Highlighting the role of cynical politicians in the mobilization of identity conflict points to very different policy advice, of course. Fighting sectarianism thus requires changing the incentives and the opportunities for such political mobilization. Were electoral rules changed, official media and state institutions purged of sectarian language, and hate speech and incitement punished rather than encouraged, identity entrepreneurs would suffer political defeat. Elites who want to cynically manipulate sectarianism need to have the raw material with which to work or the right conditions within which to work their evil magic. Taking the oxygen out of the room is not impossible: Kuwait, for instance, turned away from sectarianism in its last elections, in part as the costs of such conflict began to really sink in.
But such political responses to identity conflict become far more difficult after they have been successfully mobilized — especially under conditions of state failure, uncertainty, violence, and fear. It is far easier to generate sectarian animosities than it is to calm them down. This ratcheting effect is the reason for the deepest concern about the trends of the last few years.

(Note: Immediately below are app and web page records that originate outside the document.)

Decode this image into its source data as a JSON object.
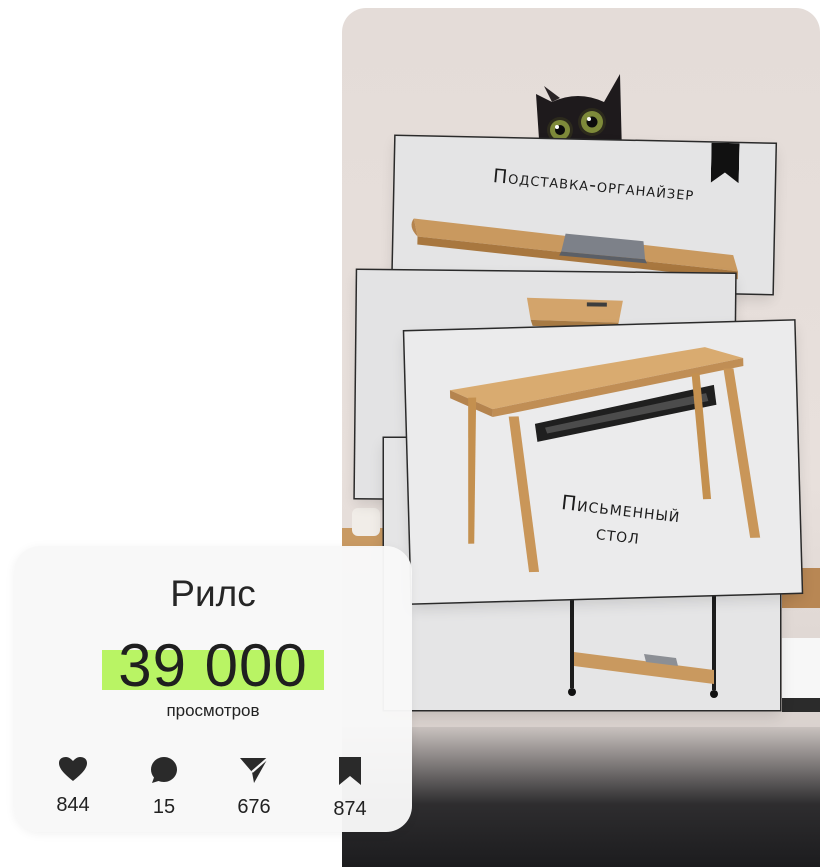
{
  "reel_preview": {
    "card_top_caption": "Подставка-органайзер",
    "card_front_caption_line1": "Письменный",
    "card_front_caption_line2": "стол"
  },
  "stats": {
    "title": "Рилс",
    "views_value": "39 000",
    "views_label": "просмотров",
    "metrics": [
      {
        "icon": "heart-icon",
        "value": "844"
      },
      {
        "icon": "comment-icon",
        "value": "15"
      },
      {
        "icon": "send-icon",
        "value": "676"
      },
      {
        "icon": "bookmark-icon",
        "value": "874"
      }
    ]
  },
  "colors": {
    "highlight": "#b9f464",
    "card_background": "#f8f8f8",
    "text": "#222222"
  }
}
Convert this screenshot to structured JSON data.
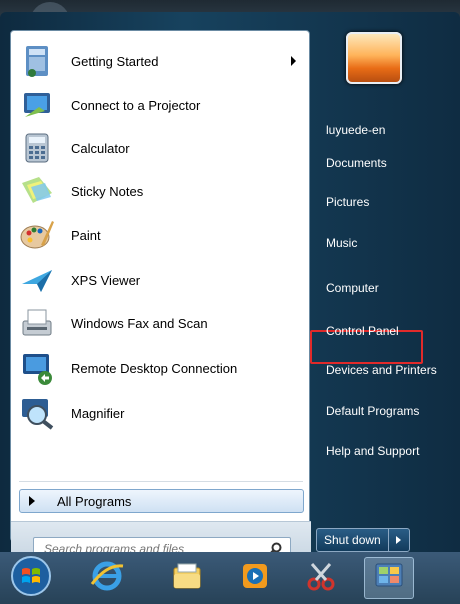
{
  "programs": [
    {
      "label": "Getting Started",
      "icon": "getting-started-icon",
      "has_submenu": true
    },
    {
      "label": "Connect to a Projector",
      "icon": "projector-icon",
      "has_submenu": false
    },
    {
      "label": "Calculator",
      "icon": "calculator-icon",
      "has_submenu": false
    },
    {
      "label": "Sticky Notes",
      "icon": "sticky-notes-icon",
      "has_submenu": false
    },
    {
      "label": "Paint",
      "icon": "paint-palette-icon",
      "has_submenu": false
    },
    {
      "label": "XPS Viewer",
      "icon": "xps-viewer-icon",
      "has_submenu": false
    },
    {
      "label": "Windows Fax and Scan",
      "icon": "fax-scanner-icon",
      "has_submenu": false
    },
    {
      "label": "Remote Desktop Connection",
      "icon": "remote-desktop-icon",
      "has_submenu": false
    },
    {
      "label": "Magnifier",
      "icon": "magnifier-icon",
      "has_submenu": false
    }
  ],
  "all_programs": {
    "label": "All Programs"
  },
  "search": {
    "placeholder": "Search programs and files"
  },
  "right_pane": {
    "items": [
      {
        "label": "luyuede-en"
      },
      {
        "label": "Documents"
      },
      {
        "label": "Pictures"
      },
      {
        "label": "Music"
      },
      {
        "label": "Computer"
      },
      {
        "label": "Control Panel",
        "highlighted": true
      },
      {
        "label": "Devices and Printers"
      },
      {
        "label": "Default Programs"
      },
      {
        "label": "Help and Support"
      }
    ]
  },
  "shutdown": {
    "label": "Shut down"
  },
  "taskbar": {
    "items": [
      {
        "name": "start-orb-icon"
      },
      {
        "name": "internet-explorer-icon"
      },
      {
        "name": "file-explorer-icon"
      },
      {
        "name": "media-player-icon"
      },
      {
        "name": "snipping-tool-icon"
      },
      {
        "name": "control-panel-taskbar-icon",
        "active": true
      }
    ]
  },
  "colors": {
    "highlight_border": "#e12a2a",
    "menu_dark": "#17425e"
  }
}
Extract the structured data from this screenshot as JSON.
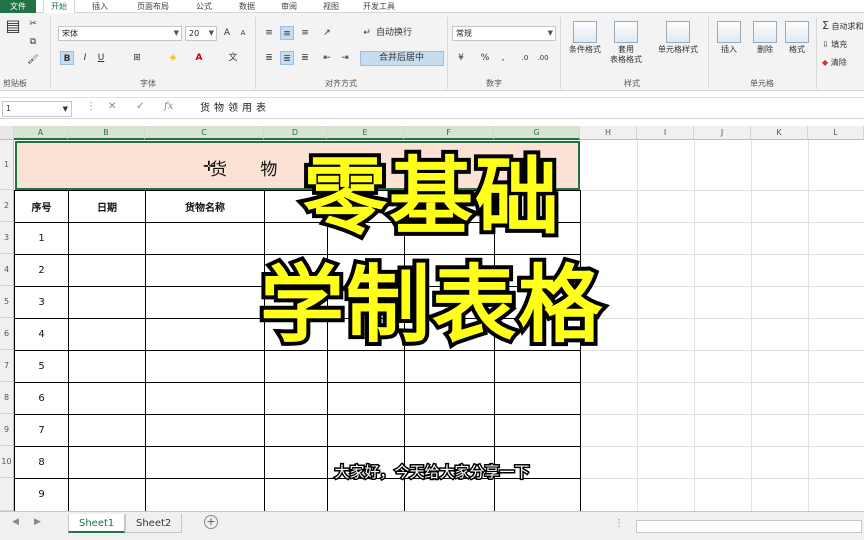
{
  "ribbon_tabs": [
    "文件",
    "开始",
    "插入",
    "页面布局",
    "公式",
    "数据",
    "审阅",
    "视图",
    "开发工具"
  ],
  "ribbon": {
    "font_name": "宋体",
    "font_size": "20",
    "wrap_label": "自动换行",
    "merge_label": "合并后居中",
    "number_format": "常规",
    "cond_format": "条件格式",
    "table_format": "套用\n表格格式",
    "cell_style": "单元格样式",
    "insert": "插入",
    "delete": "删除",
    "format": "格式",
    "autosum": "自动求和",
    "fill": "填充",
    "clear": "清除",
    "groups": {
      "clipboard": "剪贴板",
      "font": "字体",
      "align": "对齐方式",
      "number": "数字",
      "styles": "样式",
      "cells": "单元格"
    }
  },
  "formula_bar": {
    "name_box": "1",
    "content": "货物领用表"
  },
  "columns": [
    "A",
    "B",
    "C",
    "D",
    "E",
    "F",
    "G",
    "H",
    "I",
    "J",
    "K",
    "L"
  ],
  "row_numbers": [
    "1",
    "2",
    "3",
    "4",
    "5",
    "6",
    "7",
    "8",
    "9",
    "10"
  ],
  "table": {
    "title": "货 物",
    "headers": [
      "序号",
      "日期",
      "货物名称"
    ],
    "serials": [
      "1",
      "2",
      "3",
      "4",
      "5",
      "6",
      "7",
      "8",
      "9"
    ]
  },
  "overlay": {
    "line1": "零基础",
    "line2": "学制表格",
    "color": "#ffff1a"
  },
  "subtitle": "大家好，今天给大家分享一下",
  "sheets": [
    "Sheet1",
    "Sheet2"
  ],
  "accent": "#217346"
}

Identity entrepreneurs may think that they can turn the hatred on and off as it suits their interests, but at some point these identities become self-sustaining and internalized. Blood matters, a lot: There will be no reconciliation in Iraq or Syria for a long time, not with so many individuals who have watched people they love slaughtered or raped or displaced over their ascribed identities. How could anyone expect an Iraqi Sunni to forgive or happily coexist with Shiite neighbors who only recently killed his children because of their religion? Those memories are only reinforced by the endlessly circulating videos and images which today provide unavoidable documentation of additional atrocities. Even ending the violence and restoring a modicum of stability in Syria, Iraq, or Bahrain is not likely to erase these inflamed hatreds and memories, leaving well-fertilized terrain for the next identity entrepreneur who comes along.
The political approach to sectarianism makes painfully clear that it did not have to be like this. Sectarian conflict is not the natural response to the fall of a strongman. The Bahraini activists who demanded political reform and human rights did not have to be tarred as Iranian assets and smeared as Shiite separatists. Syrian non-violent activists could have developed and enforced a compelling vision of a non-sectarian post-Assad alternative. Gulf Islamists and regimes could have opted not to use sectarianism to generate support for the Syrian insurgency. The Egyptian Muslim Brotherhood and its enemies could have opted for cooperation and inclusion rather than spiraling polarization and confrontation. But this approach also offers little optimism about the future. The painful reality is that sectarianism proved too useful to too many powerful actors, and too compelling a narrative in a violent, turbulent, and uncertain time, to be avoided.